◆ **Task directions**: All of the entries below need to be repeated exactly.

◆ **Data section**:
- Opening Delimiter -
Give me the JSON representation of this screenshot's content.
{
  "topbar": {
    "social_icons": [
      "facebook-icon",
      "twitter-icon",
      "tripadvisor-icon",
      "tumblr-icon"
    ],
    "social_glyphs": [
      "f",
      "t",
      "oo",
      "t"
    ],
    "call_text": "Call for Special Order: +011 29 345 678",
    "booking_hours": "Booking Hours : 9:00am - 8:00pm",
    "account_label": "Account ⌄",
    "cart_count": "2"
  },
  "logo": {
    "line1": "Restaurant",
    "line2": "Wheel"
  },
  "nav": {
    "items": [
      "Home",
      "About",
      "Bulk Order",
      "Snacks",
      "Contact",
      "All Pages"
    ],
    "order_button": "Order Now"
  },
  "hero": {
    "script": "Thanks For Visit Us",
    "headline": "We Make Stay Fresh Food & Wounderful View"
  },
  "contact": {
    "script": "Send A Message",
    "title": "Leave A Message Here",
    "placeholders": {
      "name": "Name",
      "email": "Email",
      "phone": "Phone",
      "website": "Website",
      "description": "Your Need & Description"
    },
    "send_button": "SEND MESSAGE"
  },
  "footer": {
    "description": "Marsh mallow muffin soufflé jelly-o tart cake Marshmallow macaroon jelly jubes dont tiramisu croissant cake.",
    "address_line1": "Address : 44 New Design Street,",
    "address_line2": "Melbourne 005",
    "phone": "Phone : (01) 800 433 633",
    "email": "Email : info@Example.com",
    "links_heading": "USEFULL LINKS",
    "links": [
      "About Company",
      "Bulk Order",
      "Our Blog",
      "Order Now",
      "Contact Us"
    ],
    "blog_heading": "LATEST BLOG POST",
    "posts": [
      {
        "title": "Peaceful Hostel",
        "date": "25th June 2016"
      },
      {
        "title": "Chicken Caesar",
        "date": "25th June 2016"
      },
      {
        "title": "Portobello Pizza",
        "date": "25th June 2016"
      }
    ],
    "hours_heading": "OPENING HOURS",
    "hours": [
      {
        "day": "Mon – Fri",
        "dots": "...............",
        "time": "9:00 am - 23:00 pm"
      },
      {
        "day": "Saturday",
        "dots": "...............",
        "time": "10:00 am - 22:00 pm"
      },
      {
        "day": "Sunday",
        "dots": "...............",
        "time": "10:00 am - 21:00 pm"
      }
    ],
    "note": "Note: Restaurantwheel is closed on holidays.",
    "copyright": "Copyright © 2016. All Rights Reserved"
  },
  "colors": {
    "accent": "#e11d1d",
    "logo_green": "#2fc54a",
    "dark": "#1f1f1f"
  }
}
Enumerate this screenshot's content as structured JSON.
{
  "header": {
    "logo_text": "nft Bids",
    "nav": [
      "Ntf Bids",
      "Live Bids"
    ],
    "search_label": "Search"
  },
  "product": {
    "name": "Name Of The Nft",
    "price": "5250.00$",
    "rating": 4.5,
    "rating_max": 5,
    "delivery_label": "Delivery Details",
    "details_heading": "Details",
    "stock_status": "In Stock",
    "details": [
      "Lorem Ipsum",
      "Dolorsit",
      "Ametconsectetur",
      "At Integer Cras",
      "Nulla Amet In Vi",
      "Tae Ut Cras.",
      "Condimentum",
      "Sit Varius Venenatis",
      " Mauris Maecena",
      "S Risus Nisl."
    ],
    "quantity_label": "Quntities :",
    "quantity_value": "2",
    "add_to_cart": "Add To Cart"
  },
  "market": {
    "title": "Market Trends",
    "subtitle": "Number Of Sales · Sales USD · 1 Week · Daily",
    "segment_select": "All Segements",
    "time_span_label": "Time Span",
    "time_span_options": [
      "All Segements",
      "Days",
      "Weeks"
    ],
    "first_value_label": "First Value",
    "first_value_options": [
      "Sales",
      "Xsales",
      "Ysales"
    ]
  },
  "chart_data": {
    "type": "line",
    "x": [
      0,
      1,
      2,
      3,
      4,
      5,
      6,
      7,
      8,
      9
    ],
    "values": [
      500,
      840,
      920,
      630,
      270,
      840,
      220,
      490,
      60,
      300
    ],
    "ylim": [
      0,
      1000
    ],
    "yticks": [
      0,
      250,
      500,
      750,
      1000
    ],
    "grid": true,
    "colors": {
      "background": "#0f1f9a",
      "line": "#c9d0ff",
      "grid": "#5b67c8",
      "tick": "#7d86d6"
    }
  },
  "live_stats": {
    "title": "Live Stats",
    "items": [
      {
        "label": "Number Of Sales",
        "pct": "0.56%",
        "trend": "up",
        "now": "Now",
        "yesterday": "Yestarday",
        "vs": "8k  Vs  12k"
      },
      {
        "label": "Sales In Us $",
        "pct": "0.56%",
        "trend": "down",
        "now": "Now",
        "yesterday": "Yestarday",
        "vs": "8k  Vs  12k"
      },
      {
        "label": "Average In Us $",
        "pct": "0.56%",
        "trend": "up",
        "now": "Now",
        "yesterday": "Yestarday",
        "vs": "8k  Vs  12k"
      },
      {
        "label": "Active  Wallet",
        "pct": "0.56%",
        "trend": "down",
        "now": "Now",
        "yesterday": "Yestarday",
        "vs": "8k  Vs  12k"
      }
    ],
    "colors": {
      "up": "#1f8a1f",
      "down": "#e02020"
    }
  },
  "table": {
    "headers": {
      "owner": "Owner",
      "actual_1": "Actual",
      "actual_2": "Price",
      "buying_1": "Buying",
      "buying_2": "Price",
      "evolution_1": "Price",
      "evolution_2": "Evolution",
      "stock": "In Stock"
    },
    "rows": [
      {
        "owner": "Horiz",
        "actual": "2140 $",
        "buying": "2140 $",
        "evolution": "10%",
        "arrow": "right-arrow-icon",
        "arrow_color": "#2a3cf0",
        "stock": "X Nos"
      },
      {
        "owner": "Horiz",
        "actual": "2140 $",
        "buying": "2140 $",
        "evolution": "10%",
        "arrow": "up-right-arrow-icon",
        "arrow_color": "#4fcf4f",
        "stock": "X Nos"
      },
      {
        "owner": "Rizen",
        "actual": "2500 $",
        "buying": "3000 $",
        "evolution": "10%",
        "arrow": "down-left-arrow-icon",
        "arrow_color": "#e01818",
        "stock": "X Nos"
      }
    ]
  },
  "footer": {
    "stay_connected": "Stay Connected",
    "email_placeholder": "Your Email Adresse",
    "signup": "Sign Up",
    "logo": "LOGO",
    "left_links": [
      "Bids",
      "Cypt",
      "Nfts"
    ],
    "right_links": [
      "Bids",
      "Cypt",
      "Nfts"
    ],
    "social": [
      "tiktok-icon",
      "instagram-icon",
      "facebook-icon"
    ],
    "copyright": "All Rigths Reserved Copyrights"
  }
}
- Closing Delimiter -
◆ **Answer below**:
Give me the JSON representation of this screenshot's content.
{
  "topbar": {
    "social_icons": [
      "facebook-icon",
      "twitter-icon",
      "tripadvisor-icon",
      "tumblr-icon"
    ],
    "social_glyphs": [
      "f",
      "t",
      "oo",
      "t"
    ],
    "call_text": "Call for Special Order: +011 29 345 678",
    "booking_hours": "Booking Hours : 9:00am - 8:00pm",
    "account_label": "Account ⌄",
    "cart_count": "2"
  },
  "logo": {
    "line1": "Restaurant",
    "line2": "Wheel"
  },
  "nav": {
    "items": [
      "Home",
      "About",
      "Bulk Order",
      "Snacks",
      "Contact",
      "All Pages"
    ],
    "order_button": "Order Now"
  },
  "hero": {
    "script": "Thanks For Visit Us",
    "headline": "We Make Stay Fresh Food & Wounderful View"
  },
  "contact": {
    "script": "Send A Message",
    "title": "Leave A Message Here",
    "placeholders": {
      "name": "Name",
      "email": "Email",
      "phone": "Phone",
      "website": "Website",
      "description": "Your Need & Description"
    },
    "send_button": "SEND MESSAGE"
  },
  "footer": {
    "description": "Marsh mallow muffin soufflé jelly-o tart cake Marshmallow macaroon jelly jubes dont tiramisu croissant cake.",
    "address_line1": "Address : 44 New Design Street,",
    "address_line2": "Melbourne 005",
    "phone": "Phone : (01) 800 433 633",
    "email": "Email : info@Example.com",
    "links_heading": "USEFULL LINKS",
    "links": [
      "About Company",
      "Bulk Order",
      "Our Blog",
      "Order Now",
      "Contact Us"
    ],
    "blog_heading": "LATEST BLOG POST",
    "posts": [
      {
        "title": "Peaceful Hostel",
        "date": "25th June 2016"
      },
      {
        "title": "Chicken Caesar",
        "date": "25th June 2016"
      },
      {
        "title": "Portobello Pizza",
        "date": "25th June 2016"
      }
    ],
    "hours_heading": "OPENING HOURS",
    "hours": [
      {
        "day": "Mon – Fri",
        "dots": "...............",
        "time": "9:00 am - 23:00 pm"
      },
      {
        "day": "Saturday",
        "dots": "...............",
        "time": "10:00 am - 22:00 pm"
      },
      {
        "day": "Sunday",
        "dots": "...............",
        "time": "10:00 am - 21:00 pm"
      }
    ],
    "note": "Note: Restaurantwheel is closed on holidays.",
    "copyright": "Copyright © 2016. All Rights Reserved"
  },
  "colors": {
    "accent": "#e11d1d",
    "logo_green": "#2fc54a",
    "dark": "#1f1f1f"
  }
}
Enumerate this screenshot's content as structured JSON.
{
  "header": {
    "logo_text": "nft Bids",
    "nav": [
      "Ntf Bids",
      "Live Bids"
    ],
    "search_label": "Search"
  },
  "product": {
    "name": "Name Of The Nft",
    "price": "5250.00$",
    "rating": 4.5,
    "rating_max": 5,
    "delivery_label": "Delivery Details",
    "details_heading": "Details",
    "stock_status": "In Stock",
    "details": [
      "Lorem Ipsum",
      "Dolorsit",
      "Ametconsectetur",
      "At Integer Cras",
      "Nulla Amet In Vi",
      "Tae Ut Cras.",
      "Condimentum",
      "Sit Varius Venenatis",
      " Mauris Maecena",
      "S Risus Nisl."
    ],
    "quantity_label": "Quntities :",
    "quantity_value": "2",
    "add_to_cart": "Add To Cart"
  },
  "market": {
    "title": "Market Trends",
    "subtitle": "Number Of Sales · Sales USD · 1 Week · Daily",
    "segment_select": "All Segements",
    "time_span_label": "Time Span",
    "time_span_options": [
      "All Segements",
      "Days",
      "Weeks"
    ],
    "first_value_label": "First Value",
    "first_value_options": [
      "Sales",
      "Xsales",
      "Ysales"
    ]
  },
  "chart_data": {
    "type": "line",
    "x": [
      0,
      1,
      2,
      3,
      4,
      5,
      6,
      7,
      8,
      9
    ],
    "values": [
      500,
      840,
      920,
      630,
      270,
      840,
      220,
      490,
      60,
      300
    ],
    "ylim": [
      0,
      1000
    ],
    "yticks": [
      0,
      250,
      500,
      750,
      1000
    ],
    "grid": true,
    "colors": {
      "background": "#0f1f9a",
      "line": "#c9d0ff",
      "grid": "#5b67c8",
      "tick": "#7d86d6"
    }
  },
  "live_stats": {
    "title": "Live Stats",
    "items": [
      {
        "label": "Number Of Sales",
        "pct": "0.56%",
        "trend": "up",
        "now": "Now",
        "yesterday": "Yestarday",
        "vs": "8k  Vs  12k"
      },
      {
        "label": "Sales In Us $",
        "pct": "0.56%",
        "trend": "down",
        "now": "Now",
        "yesterday": "Yestarday",
        "vs": "8k  Vs  12k"
      },
      {
        "label": "Average In Us $",
        "pct": "0.56%",
        "trend": "up",
        "now": "Now",
        "yesterday": "Yestarday",
        "vs": "8k  Vs  12k"
      },
      {
        "label": "Active  Wallet",
        "pct": "0.56%",
        "trend": "down",
        "now": "Now",
        "yesterday": "Yestarday",
        "vs": "8k  Vs  12k"
      }
    ],
    "colors": {
      "up": "#1f8a1f",
      "down": "#e02020"
    }
  },
  "table": {
    "headers": {
      "owner": "Owner",
      "actual_1": "Actual",
      "actual_2": "Price",
      "buying_1": "Buying",
      "buying_2": "Price",
      "evolution_1": "Price",
      "evolution_2": "Evolution",
      "stock": "In Stock"
    },
    "rows": [
      {
        "owner": "Horiz",
        "actual": "2140 $",
        "buying": "2140 $",
        "evolution": "10%",
        "arrow": "right-arrow-icon",
        "arrow_color": "#2a3cf0",
        "stock": "X Nos"
      },
      {
        "owner": "Horiz",
        "actual": "2140 $",
        "buying": "2140 $",
        "evolution": "10%",
        "arrow": "up-right-arrow-icon",
        "arrow_color": "#4fcf4f",
        "stock": "X Nos"
      },
      {
        "owner": "Rizen",
        "actual": "2500 $",
        "buying": "3000 $",
        "evolution": "10%",
        "arrow": "down-left-arrow-icon",
        "arrow_color": "#e01818",
        "stock": "X Nos"
      }
    ]
  },
  "footer": {
    "stay_connected": "Stay Connected",
    "email_placeholder": "Your Email Adresse",
    "signup": "Sign Up",
    "logo": "LOGO",
    "left_links": [
      "Bids",
      "Cypt",
      "Nfts"
    ],
    "right_links": [
      "Bids",
      "Cypt",
      "Nfts"
    ],
    "social": [
      "tiktok-icon",
      "instagram-icon",
      "facebook-icon"
    ],
    "copyright": "All Rigths Reserved Copyrights"
  }
}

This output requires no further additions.